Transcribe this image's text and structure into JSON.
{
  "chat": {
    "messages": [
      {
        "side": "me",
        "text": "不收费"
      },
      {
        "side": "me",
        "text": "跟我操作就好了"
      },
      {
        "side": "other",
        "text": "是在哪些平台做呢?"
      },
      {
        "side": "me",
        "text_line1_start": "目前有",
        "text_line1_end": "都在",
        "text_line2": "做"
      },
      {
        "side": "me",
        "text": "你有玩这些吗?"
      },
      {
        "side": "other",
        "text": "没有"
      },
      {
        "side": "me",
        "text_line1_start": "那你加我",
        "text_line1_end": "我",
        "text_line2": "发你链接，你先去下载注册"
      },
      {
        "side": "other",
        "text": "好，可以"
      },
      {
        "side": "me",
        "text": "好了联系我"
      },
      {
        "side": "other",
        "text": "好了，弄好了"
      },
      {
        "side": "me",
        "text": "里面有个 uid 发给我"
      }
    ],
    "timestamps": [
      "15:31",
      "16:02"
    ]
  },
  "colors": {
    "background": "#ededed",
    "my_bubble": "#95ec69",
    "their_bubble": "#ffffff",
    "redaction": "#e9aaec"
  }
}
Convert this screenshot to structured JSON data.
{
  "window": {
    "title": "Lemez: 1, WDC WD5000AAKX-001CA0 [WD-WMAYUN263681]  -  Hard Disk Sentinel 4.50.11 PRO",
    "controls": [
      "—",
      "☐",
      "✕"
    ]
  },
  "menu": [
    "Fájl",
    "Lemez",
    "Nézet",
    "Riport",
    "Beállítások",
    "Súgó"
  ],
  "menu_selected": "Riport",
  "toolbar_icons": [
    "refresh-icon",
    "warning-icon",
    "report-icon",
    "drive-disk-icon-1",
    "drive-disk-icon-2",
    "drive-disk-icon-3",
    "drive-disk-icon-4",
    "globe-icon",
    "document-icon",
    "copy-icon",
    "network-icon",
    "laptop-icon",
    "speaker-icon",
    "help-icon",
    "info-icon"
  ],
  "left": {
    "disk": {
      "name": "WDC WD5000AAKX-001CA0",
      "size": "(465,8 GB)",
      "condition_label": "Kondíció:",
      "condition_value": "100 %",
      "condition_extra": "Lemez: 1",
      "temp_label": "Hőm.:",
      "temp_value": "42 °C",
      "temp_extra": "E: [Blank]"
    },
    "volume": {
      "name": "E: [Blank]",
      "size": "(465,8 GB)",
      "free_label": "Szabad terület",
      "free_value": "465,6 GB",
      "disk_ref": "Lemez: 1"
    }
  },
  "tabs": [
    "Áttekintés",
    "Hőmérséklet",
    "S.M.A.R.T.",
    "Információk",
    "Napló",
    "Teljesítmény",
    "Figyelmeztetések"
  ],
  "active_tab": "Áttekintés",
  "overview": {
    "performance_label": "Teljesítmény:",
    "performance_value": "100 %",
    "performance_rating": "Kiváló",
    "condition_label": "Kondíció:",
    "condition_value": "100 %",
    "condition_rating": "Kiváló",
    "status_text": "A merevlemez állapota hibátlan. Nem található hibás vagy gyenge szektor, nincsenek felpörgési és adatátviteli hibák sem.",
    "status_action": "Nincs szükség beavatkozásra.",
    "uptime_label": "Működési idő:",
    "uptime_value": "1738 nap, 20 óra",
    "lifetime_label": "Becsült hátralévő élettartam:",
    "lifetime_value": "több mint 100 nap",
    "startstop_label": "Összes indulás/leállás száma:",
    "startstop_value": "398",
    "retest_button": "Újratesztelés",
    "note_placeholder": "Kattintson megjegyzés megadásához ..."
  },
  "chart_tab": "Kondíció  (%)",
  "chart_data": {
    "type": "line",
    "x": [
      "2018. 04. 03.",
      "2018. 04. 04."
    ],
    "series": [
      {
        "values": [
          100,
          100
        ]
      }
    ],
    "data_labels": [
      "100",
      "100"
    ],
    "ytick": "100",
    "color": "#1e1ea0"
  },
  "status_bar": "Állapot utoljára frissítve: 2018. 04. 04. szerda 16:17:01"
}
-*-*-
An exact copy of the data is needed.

Transcribe this image's text and structure into JSON.
{
  "chat": {
    "messages": [
      {
        "side": "me",
        "text": "不收费"
      },
      {
        "side": "me",
        "text": "跟我操作就好了"
      },
      {
        "side": "other",
        "text": "是在哪些平台做呢?"
      },
      {
        "side": "me",
        "text_line1_start": "目前有",
        "text_line1_end": "都在",
        "text_line2": "做"
      },
      {
        "side": "me",
        "text": "你有玩这些吗?"
      },
      {
        "side": "other",
        "text": "没有"
      },
      {
        "side": "me",
        "text_line1_start": "那你加我",
        "text_line1_end": "我",
        "text_line2": "发你链接，你先去下载注册"
      },
      {
        "side": "other",
        "text": "好，可以"
      },
      {
        "side": "me",
        "text": "好了联系我"
      },
      {
        "side": "other",
        "text": "好了，弄好了"
      },
      {
        "side": "me",
        "text": "里面有个 uid 发给我"
      }
    ],
    "timestamps": [
      "15:31",
      "16:02"
    ]
  },
  "colors": {
    "background": "#ededed",
    "my_bubble": "#95ec69",
    "their_bubble": "#ffffff",
    "redaction": "#e9aaec"
  }
}
Convert this screenshot to structured JSON data.
{
  "window": {
    "title": "Lemez: 1, WDC WD5000AAKX-001CA0 [WD-WMAYUN263681]  -  Hard Disk Sentinel 4.50.11 PRO",
    "controls": [
      "—",
      "☐",
      "✕"
    ]
  },
  "menu": [
    "Fájl",
    "Lemez",
    "Nézet",
    "Riport",
    "Beállítások",
    "Súgó"
  ],
  "menu_selected": "Riport",
  "toolbar_icons": [
    "refresh-icon",
    "warning-icon",
    "report-icon",
    "drive-disk-icon-1",
    "drive-disk-icon-2",
    "drive-disk-icon-3",
    "drive-disk-icon-4",
    "globe-icon",
    "document-icon",
    "copy-icon",
    "network-icon",
    "laptop-icon",
    "speaker-icon",
    "help-icon",
    "info-icon"
  ],
  "left": {
    "disk": {
      "name": "WDC WD5000AAKX-001CA0",
      "size": "(465,8 GB)",
      "condition_label": "Kondíció:",
      "condition_value": "100 %",
      "condition_extra": "Lemez: 1",
      "temp_label": "Hőm.:",
      "temp_value": "42 °C",
      "temp_extra": "E: [Blank]"
    },
    "volume": {
      "name": "E: [Blank]",
      "size": "(465,8 GB)",
      "free_label": "Szabad terület",
      "free_value": "465,6 GB",
      "disk_ref": "Lemez: 1"
    }
  },
  "tabs": [
    "Áttekintés",
    "Hőmérséklet",
    "S.M.A.R.T.",
    "Információk",
    "Napló",
    "Teljesítmény",
    "Figyelmeztetések"
  ],
  "active_tab": "Áttekintés",
  "overview": {
    "performance_label": "Teljesítmény:",
    "performance_value": "100 %",
    "performance_rating": "Kiváló",
    "condition_label": "Kondíció:",
    "condition_value": "100 %",
    "condition_rating": "Kiváló",
    "status_text": "A merevlemez állapota hibátlan. Nem található hibás vagy gyenge szektor, nincsenek felpörgési és adatátviteli hibák sem.",
    "status_action": "Nincs szükség beavatkozásra.",
    "uptime_label": "Működési idő:",
    "uptime_value": "1738 nap, 20 óra",
    "lifetime_label": "Becsült hátralévő élettartam:",
    "lifetime_value": "több mint 100 nap",
    "startstop_label": "Összes indulás/leállás száma:",
    "startstop_value": "398",
    "retest_button": "Újratesztelés",
    "note_placeholder": "Kattintson megjegyzés megadásához ..."
  },
  "chart_tab": "Kondíció  (%)",
  "chart_data": {
    "type": "line",
    "x": [
      "2018. 04. 03.",
      "2018. 04. 04."
    ],
    "series": [
      {
        "values": [
          100,
          100
        ]
      }
    ],
    "data_labels": [
      "100",
      "100"
    ],
    "ytick": "100",
    "color": "#1e1ea0"
  },
  "status_bar": "Állapot utoljára frissítve: 2018. 04. 04. szerda 16:17:01"
}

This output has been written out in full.